• Tourism: With the best beaches in the planet and a location that is ground zero for the Coral Triangle, how can the Philippines go wrong with our current and future efforts in infrastructure development being addressed?

• Manufacturing: Electronics, semiconductors and critical minerals as part of a national industrial policy.

• Manufacturing services: There is the potential to become a regional hub for logistics and manufacturing leveraging on the Luzon Economic Corridor.

• Infrastructure: A few days ago, the President asked foreign investors to participate in public-private partnerships, engineering, procurement and construction contracts, as well as feasibility studies.

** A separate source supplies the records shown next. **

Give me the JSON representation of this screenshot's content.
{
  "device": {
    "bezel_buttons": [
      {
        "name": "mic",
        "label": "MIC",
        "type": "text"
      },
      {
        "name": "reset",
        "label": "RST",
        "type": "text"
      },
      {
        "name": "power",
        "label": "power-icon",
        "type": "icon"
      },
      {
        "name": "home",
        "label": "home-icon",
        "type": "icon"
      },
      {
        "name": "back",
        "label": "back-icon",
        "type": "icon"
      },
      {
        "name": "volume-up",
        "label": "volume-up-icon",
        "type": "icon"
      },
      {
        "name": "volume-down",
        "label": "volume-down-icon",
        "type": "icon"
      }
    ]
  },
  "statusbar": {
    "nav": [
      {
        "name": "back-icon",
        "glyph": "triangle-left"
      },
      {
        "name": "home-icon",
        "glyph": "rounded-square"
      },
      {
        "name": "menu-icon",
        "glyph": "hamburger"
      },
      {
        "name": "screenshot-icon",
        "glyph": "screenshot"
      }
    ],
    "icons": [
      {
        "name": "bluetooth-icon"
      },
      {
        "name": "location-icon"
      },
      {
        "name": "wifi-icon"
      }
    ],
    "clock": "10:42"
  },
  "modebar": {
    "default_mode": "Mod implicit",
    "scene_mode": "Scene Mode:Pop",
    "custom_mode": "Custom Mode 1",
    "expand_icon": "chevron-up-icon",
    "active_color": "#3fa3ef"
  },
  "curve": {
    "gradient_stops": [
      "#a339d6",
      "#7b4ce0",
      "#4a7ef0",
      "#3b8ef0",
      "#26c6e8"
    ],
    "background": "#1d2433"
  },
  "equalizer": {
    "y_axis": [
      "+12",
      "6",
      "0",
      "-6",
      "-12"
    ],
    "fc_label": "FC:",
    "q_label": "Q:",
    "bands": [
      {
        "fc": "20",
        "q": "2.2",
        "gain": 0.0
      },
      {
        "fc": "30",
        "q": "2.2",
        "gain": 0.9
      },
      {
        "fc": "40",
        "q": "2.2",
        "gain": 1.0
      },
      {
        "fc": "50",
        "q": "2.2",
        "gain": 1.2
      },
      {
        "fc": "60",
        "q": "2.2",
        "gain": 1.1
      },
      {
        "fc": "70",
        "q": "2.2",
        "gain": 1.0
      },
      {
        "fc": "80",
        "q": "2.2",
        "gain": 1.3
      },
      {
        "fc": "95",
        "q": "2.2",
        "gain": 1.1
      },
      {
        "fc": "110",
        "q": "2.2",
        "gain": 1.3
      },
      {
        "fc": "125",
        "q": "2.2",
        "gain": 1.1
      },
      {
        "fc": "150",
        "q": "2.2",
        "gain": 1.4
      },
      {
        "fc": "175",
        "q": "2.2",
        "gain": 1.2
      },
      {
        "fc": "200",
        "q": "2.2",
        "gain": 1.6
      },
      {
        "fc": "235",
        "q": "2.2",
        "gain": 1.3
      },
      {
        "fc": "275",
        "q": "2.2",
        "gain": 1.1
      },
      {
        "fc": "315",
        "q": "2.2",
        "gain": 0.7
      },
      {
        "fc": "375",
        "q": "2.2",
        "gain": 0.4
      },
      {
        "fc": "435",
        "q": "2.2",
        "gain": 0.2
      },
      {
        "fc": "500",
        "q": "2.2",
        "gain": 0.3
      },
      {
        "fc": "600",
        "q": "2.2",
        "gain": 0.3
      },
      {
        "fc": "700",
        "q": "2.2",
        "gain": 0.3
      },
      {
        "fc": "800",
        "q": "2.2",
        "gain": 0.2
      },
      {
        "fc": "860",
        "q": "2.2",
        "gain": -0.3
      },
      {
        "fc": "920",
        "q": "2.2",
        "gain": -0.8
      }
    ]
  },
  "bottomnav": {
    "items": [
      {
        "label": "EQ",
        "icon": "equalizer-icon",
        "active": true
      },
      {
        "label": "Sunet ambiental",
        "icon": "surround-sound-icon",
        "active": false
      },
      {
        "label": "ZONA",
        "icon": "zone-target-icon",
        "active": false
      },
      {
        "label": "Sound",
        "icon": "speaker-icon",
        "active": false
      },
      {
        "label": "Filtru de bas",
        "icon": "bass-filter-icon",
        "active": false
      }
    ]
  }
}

• Technology and nontechnology startups: This could include encouraging a golden age of Filipino entrepreneurship and accelerating the democratization of opportunities to create an abundance of micro, small and medium enterprises as well as startups.

Strengthening resilience

Through the years, the ability of the Philippines to withstand external global and regional shocks is noteworthy. As earlier highlighted, the current population provides a consumer base that could keep the economy robust.

The remittances of overseas Filipino workers (OFWs) back to the country somehow insulate the Philippines from unpredictable and uncertain setbacks. It is considered “Trump proof” with its steady stream of OFW remittances that was $33.5 billion in 2023, or roughly 9 percent of gross domestic product for that year. In a world in which the citizens of developed economies are rapidly aging, the Philippines remains in a demographic sweet spot with a young and energetic labor force.

Embedding governance— integrity, competence and accountability

The opportunities outlined previously will not be realized without embedding integrity, competence and accountability in all that we do at various levels of our organizations—whether the public sector, the private sector and civil society/nongovernmental organizations.

There are sufficient role models in our society who demonstrate that the key to the sustained Philippines’ rise is continuing leadership and management effectiveness across the board. This results in better governance of institutions with integrity, competence and accountability as the foundation.

With a positive story to communicate to the world, a list of exciting opportunities, an inherent strength of resilience, a reform mindset and orientation and a growth of 6 percent a year since 2012 (except during the pandemic), the Philippines has what it takes to be an upper middle country.

All of us have to remain steadfast and be vigilant. A lot of hard work remains but there is a strong rationale to be cautiously optimistic.

This opportunity cannot be missed.

The author is a member of the Management Association of the Philippines (MAP) Shared Prosperity Committee. He is a 2023-2024 fellow of the Stanford University Distinguished Careers Institute. He holds a Doctorate in Business Administration from the Singapore Management University. He is the CEO of Singapore-based OneHRX.